25 17.5 The Electric FieldProblem solving in electrostatics: electric forces and electric fieldsDraw a diagram; show all charges, with signs, and electric fields and forces with directionsCalculate forces using Coulomb’s lawAdd forces vectorially to get result
26 17.5 Field LinesThe electric field can be represented by field lines. These lines start on a positive charge and end on a negative charge.
27 17.5 Field LinesThe number of field lines starting (ending) on a positive (negative) charge is proportional to the magnitude of the charge.The electric field is stronger where the field lines are closer together.
28 17.5 Field Lines Electric dipole: two equal charges, opposite in sign: The direction at any point on the field is tangent to the lines. Notice that they go from positive to negative. What would these lines look like if they are both negative or positive
30 17.5 Field LinesThe electric field between two closely spaced, oppositely charged parallel plates is constant.
31 17.5 Field Lines Summary of field lines: Field lines indicate the direction of the field; the field is tangent to the line.The magnitude of the field is proportional to the density of the lines.Field lines start on positive charges and end on negative charges; the number is proportional to the magnitude of the charge.
32 17.7 Photocopy Machines and Computer Printers Use Electrostatics drum is charged positivelyimage is focused on drumonly black areas stay charged and therefore attract toner particlesimage is transferred to paper and sealed by heat
33 17.7 Photocopy Machines and Computer Printers Use Electrostatics
34 17.7 Photocopy Machines and Computer Printers Use Electrostatics Laser printer is similar, except a computer controls the laser intensity to form the image on the drum
35 Summary of Chapter 17Two kinds of electric charge – positive and negativeCharge is conservedCharge on electron:Conductors: electrons free to moveInsulators: nonconductors

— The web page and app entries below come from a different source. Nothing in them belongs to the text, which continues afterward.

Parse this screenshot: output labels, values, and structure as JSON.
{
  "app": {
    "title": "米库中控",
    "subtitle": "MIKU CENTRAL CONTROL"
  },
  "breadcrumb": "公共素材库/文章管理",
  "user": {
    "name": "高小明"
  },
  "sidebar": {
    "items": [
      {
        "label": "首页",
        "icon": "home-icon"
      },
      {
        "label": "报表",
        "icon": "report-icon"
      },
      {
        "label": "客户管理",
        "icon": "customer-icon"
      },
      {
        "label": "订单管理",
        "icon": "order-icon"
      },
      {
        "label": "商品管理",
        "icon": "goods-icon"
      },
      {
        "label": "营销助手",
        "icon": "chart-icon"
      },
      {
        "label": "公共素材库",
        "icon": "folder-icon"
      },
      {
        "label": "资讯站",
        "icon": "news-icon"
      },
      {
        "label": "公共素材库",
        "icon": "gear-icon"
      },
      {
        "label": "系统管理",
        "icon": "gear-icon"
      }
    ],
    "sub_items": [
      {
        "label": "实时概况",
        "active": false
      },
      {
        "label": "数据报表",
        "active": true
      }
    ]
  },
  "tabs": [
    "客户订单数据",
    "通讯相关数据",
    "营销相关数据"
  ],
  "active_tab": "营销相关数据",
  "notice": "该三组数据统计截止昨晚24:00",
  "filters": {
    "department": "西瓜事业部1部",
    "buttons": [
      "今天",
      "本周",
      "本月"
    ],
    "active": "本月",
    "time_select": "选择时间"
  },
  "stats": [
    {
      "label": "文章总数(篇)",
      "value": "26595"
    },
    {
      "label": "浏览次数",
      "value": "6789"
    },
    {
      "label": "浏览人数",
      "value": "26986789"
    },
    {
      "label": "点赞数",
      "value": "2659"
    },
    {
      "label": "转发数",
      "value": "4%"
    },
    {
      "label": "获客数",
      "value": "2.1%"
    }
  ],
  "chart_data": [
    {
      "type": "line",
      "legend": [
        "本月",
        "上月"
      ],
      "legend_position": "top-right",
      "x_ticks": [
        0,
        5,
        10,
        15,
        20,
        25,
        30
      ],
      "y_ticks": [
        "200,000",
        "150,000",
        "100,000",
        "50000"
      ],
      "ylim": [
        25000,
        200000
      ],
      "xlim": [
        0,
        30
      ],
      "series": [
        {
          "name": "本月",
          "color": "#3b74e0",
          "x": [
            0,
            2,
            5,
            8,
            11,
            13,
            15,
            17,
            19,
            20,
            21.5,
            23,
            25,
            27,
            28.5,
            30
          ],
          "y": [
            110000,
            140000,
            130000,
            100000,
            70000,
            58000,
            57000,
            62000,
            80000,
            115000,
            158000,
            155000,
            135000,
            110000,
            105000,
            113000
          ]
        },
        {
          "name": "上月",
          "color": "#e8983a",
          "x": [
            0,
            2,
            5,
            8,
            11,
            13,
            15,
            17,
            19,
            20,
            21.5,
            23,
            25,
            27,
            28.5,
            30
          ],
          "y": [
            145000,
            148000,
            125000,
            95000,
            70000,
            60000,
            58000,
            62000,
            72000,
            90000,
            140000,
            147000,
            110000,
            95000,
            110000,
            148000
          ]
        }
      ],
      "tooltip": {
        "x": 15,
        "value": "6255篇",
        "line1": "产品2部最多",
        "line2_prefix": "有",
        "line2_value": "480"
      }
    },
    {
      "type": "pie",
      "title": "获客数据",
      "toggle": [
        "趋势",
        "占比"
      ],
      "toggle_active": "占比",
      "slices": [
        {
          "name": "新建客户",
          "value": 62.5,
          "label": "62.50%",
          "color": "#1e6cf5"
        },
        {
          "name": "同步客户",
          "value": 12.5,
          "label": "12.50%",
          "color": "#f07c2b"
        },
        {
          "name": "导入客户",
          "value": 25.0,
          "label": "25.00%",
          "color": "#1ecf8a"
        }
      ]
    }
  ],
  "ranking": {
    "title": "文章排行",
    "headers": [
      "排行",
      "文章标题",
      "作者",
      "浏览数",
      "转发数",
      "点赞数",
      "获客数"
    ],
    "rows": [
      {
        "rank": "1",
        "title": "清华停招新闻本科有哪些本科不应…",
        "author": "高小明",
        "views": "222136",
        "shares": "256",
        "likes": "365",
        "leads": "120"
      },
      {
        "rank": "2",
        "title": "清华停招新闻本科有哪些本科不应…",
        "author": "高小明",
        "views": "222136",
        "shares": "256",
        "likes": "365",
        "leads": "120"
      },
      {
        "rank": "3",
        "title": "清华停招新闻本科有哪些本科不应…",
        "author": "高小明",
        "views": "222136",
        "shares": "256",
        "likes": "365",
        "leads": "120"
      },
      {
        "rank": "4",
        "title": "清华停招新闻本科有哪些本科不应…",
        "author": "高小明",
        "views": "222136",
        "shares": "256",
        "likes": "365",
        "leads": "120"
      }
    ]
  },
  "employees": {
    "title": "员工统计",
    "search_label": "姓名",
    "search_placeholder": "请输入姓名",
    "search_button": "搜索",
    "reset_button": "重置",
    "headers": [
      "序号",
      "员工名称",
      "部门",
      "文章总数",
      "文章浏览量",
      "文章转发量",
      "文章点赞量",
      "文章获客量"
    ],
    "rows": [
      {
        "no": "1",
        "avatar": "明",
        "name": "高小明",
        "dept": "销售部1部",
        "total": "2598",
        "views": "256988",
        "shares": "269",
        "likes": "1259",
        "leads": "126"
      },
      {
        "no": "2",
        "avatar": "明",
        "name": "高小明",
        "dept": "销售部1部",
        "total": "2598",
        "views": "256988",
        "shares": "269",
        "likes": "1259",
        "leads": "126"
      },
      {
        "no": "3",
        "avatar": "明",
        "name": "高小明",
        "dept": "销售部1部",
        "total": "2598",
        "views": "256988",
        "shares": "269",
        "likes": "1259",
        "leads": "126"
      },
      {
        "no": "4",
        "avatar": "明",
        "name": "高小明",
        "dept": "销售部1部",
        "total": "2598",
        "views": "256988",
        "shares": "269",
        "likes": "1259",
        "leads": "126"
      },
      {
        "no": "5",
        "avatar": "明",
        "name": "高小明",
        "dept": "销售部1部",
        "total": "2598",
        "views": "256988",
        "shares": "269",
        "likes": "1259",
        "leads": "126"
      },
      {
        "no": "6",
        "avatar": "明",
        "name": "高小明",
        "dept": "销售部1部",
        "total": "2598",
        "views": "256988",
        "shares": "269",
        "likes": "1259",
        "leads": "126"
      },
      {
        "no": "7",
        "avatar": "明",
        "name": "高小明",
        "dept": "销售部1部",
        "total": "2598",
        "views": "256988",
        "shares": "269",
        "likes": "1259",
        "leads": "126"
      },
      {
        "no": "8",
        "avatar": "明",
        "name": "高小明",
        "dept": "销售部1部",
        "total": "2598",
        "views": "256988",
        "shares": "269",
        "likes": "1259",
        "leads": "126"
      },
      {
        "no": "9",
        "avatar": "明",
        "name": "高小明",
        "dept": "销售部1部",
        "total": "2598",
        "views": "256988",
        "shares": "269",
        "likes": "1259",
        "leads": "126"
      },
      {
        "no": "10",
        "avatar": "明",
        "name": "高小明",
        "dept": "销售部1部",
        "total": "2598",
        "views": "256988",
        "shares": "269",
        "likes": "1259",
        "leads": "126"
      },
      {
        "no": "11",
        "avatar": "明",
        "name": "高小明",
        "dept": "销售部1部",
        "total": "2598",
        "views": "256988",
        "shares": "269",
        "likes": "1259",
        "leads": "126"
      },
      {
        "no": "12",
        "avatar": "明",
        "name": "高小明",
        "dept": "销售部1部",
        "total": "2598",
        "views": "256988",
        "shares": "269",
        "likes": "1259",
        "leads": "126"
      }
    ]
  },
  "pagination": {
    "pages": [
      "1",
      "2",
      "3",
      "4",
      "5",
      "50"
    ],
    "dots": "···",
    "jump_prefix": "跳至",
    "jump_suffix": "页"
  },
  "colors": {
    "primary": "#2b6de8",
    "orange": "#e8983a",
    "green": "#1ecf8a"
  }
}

36 Summary of Chapter 17 Charge is quantized in units of e Objects can be charged by conduction or inductionCoulomb’s law:Electric field is force per unit charge:
37 Summary of Chapter 17 Electric field of a point charge: Electric field can be represented by electric field lines